Gerald of Wales, or Gerald the Welshman (1145-1223), is one of the more fascinating characters of the twelfth century. A highly-educated, nobly born cleric, he made a career out of annoying people. He lectured Kings and Prelates undeterred by the fact they weren’t listening to him and he was witty, curious and an insatiable collector of stories. His ‘The Journey through Wales’, written in Latin Prose, can be read for pleasure, partly because Gerald takes breaks from telling the reader how brilliant he is, and how wrong everyone else is, to tell stories like these. 

The first ‘The scene of sorrows’ is a brutal miny tragedy, the second baffling, the third quietly humorous. They are curious artefacts from the past, to turn over and consider.

These poems first appeared as ‘Three Poems by Gerlad of Wales’ in a translation special edition of ‘The High Window’.

Liam Guilar's 'Two stories from Bede'

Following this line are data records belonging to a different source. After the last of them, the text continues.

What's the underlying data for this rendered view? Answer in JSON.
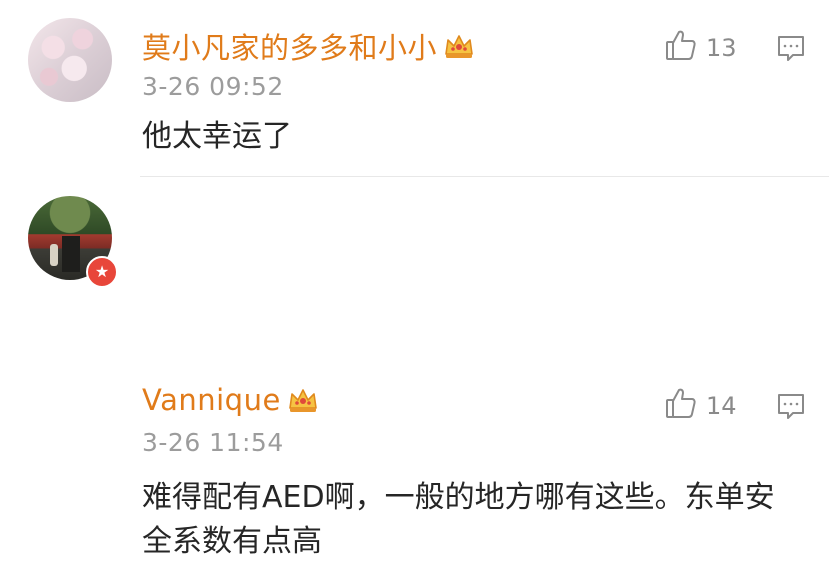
{
  "comments": [
    {
      "username": "莫小凡家的多多和小小",
      "time": "3-26 09:52",
      "text": "他太幸运了",
      "likes": "13",
      "icons": {
        "like": "thumbs-up-icon",
        "reply": "comment-bubble-icon",
        "badge": "crown-icon"
      }
    },
    {
      "username": "Vannique",
      "time": "3-26 11:54",
      "text": "难得配有AED啊，一般的地方哪有这些。东单安全系数有点高",
      "likes": "14",
      "icons": {
        "like": "thumbs-up-icon",
        "reply": "comment-bubble-icon",
        "badge": "crown-icon",
        "avatar_badge": "star-icon"
      }
    }
  ],
  "colors": {
    "username": "#e07b1a",
    "time": "#9c9c9c",
    "text": "#262626",
    "icon": "#8a8a8a",
    "badge_red": "#e8463a"
  }
}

These poems are from ‘A Presentment of Englishry’ (Shearsman Books, 2019) where they form the first of two ‘interludes’ between the three major narratives in the book.

Bede’s ‘Ecclesiastical History of the English People’ was written in 731 AD.

Story One: Recovering Oswald’s Relics.

Oswald, King of Northumbria was defeated by Penda of Mercia in 642. Oswald’s body was dismembered and his head and limbs displayed on stakes. A year later, Oswald’s brother and successor, Oswiu, lead what modern media would describe as a ‘daring raid deep behind enemy lines’ to recover his brother’s head, hand and arm. The story about the raven is told by Reginald of Durham in the twelfth century.

I am intrigued by the reality of this story, hence the poem.

Story Two. The Death fo King Sigbert of East Anglia

The details of Sigbert’s story are basically as told by Bede. He was another of Penda’s victims. Or of his upbringing. Or circumstance. How much choice do you have?

Jacqui Rowe's 'Done'

This is taken from Jacqui Rowe’s ‘Blink’ Published by V. Press in 2017.

Some background:

When John Donne married Anne Moore in 1601, he did so in secret and offended both her uncle, Sir Thomas Egerton who was Donne’s employer, and Anne’s father, who was ‘Lieutenant of the Tower’. They welcomed Donne into their family by throwing him in prison, along with the officiating priest and the marriage witness.

When released, and knowing his secular career was probably gone, Donne is supposed to have quipped: ‘John Donne, Anne Donne, Undone.’

John Donne's 'Song'

John Donne (1572-1631)

 Really John? Not one woman, anywhere?

I think most of Donne’s poems were published posthumously, and it may be that Donne never intended this particular piece to be printed. But it was, and I think it’s a fine example of a writing problem.

It’s easy to imagine someone who is hurt, feeling betrayed, confused and humiliated by someone he or she had trusted.  You wouldn’t expect them to be thinking clearly for a while.  They might say things they’d later regret.

It’s also easy to imagine someone in that situation turning to poetry as a form of catharsis.

But when you’ve expressed your bitterness and confusion, after you lashed out at whoever hurt you, what do you do with the end product?

Show it to a few friends, who understand your situation and sympathize, without taking your exaggerations seriously or as representing what you normally believe?

Show it to the individual who hurt you? As a form of revenge?

Publish it?

The modern fashion for selfie poems would seem to approve the last choice. But once the poem is published and available to strangers, it shifts the way it asks to be read. It goes from being a private, contingent howl, a statement of an emotion the poet should grow out of, to a public statement of considered fact that’s going to be around long after the emotion that inspired it has been reconsidered.

And once published readers have every right to feel that there is something wrong with this poem. The beautiful opening line, the obvious metrical control, the inventive images, the obvious skill of the maker, all seem strange vehicles for such an obviously out of control argument.